# ASSIGNMENT:
Please work out how many lines in the records below include the word "title", and reply with that number only.
· · ·
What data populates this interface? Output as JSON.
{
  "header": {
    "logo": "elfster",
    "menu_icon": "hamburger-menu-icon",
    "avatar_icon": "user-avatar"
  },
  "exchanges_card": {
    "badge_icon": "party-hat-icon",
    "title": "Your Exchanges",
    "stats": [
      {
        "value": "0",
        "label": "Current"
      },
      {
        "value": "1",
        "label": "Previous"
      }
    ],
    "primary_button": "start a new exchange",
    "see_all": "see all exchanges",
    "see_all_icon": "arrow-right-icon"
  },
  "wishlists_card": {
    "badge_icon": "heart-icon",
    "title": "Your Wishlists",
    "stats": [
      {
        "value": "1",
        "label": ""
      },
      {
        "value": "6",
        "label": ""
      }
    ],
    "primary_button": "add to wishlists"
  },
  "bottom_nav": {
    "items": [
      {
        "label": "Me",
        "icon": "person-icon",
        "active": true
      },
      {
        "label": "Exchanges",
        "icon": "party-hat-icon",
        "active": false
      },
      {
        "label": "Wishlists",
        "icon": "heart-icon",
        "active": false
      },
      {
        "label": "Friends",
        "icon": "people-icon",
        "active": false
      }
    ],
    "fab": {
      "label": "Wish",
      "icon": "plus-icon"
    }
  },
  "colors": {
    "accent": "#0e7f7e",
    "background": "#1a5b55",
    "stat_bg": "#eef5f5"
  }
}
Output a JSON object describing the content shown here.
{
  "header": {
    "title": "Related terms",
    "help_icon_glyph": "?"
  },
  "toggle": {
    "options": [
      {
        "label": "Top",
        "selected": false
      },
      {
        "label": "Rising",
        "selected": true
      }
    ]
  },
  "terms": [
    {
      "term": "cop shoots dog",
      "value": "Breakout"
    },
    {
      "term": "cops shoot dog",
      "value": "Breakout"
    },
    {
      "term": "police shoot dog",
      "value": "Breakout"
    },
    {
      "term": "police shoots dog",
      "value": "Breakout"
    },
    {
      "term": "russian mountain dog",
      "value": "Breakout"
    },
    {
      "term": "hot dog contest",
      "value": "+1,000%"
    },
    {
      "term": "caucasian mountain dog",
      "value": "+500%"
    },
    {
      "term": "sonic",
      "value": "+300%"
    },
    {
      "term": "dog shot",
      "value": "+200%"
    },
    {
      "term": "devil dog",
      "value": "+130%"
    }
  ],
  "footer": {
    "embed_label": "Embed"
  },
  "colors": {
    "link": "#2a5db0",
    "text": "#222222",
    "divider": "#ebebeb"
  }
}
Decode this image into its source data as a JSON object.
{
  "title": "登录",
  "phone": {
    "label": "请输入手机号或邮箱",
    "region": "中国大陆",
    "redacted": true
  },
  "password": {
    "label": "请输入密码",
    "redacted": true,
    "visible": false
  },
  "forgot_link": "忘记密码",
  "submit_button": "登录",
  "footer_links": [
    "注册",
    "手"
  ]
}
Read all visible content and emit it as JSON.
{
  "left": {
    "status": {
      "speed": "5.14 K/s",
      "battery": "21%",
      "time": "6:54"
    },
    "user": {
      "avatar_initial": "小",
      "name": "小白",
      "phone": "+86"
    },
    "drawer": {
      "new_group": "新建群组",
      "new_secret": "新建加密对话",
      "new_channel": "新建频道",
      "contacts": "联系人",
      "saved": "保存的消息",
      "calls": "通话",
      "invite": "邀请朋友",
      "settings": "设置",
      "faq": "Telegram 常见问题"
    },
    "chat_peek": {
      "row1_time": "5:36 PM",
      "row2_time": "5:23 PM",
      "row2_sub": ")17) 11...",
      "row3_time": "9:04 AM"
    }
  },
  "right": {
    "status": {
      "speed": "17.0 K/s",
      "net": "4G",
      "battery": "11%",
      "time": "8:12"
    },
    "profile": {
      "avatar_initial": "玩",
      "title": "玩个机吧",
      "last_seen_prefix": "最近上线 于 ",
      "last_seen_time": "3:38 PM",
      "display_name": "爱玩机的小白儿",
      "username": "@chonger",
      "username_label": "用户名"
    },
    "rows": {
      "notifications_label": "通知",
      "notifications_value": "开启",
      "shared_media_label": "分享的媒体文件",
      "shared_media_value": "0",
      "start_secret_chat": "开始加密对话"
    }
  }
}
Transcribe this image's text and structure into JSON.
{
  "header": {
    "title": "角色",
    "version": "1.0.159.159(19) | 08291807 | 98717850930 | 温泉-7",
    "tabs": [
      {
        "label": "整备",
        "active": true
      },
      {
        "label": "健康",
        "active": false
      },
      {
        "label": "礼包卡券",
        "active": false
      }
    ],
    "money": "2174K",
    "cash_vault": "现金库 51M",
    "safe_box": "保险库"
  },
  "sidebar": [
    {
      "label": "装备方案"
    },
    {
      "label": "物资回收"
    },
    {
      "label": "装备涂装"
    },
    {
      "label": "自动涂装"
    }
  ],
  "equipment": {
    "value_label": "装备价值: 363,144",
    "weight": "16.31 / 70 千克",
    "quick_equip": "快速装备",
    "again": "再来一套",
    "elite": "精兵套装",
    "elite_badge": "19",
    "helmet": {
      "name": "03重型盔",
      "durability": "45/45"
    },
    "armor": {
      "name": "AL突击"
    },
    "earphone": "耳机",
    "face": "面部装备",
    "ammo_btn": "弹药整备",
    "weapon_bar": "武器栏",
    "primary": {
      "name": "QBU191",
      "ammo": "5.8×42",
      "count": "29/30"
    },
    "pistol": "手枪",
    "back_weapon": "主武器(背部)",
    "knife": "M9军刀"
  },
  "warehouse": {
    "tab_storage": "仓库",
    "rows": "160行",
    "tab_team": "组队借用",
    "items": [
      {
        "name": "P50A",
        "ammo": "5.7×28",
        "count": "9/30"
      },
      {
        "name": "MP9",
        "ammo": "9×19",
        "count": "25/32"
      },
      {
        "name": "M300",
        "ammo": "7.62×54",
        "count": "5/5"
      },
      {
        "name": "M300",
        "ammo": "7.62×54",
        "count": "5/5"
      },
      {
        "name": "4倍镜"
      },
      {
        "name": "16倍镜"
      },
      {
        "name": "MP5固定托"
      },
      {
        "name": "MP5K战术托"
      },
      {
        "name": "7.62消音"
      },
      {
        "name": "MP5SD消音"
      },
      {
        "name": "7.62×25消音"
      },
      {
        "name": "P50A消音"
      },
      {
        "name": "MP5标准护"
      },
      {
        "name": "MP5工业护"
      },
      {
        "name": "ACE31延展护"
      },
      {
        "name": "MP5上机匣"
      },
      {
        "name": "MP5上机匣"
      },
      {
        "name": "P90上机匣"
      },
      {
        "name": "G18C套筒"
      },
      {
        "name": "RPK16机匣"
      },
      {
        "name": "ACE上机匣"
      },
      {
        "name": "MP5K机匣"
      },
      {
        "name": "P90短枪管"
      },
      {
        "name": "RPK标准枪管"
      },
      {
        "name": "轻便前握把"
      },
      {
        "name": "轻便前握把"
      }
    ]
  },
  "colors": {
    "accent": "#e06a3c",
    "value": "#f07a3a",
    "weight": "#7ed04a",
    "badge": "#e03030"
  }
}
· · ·
# OUTPUT FOR THIS EXERCISE:
6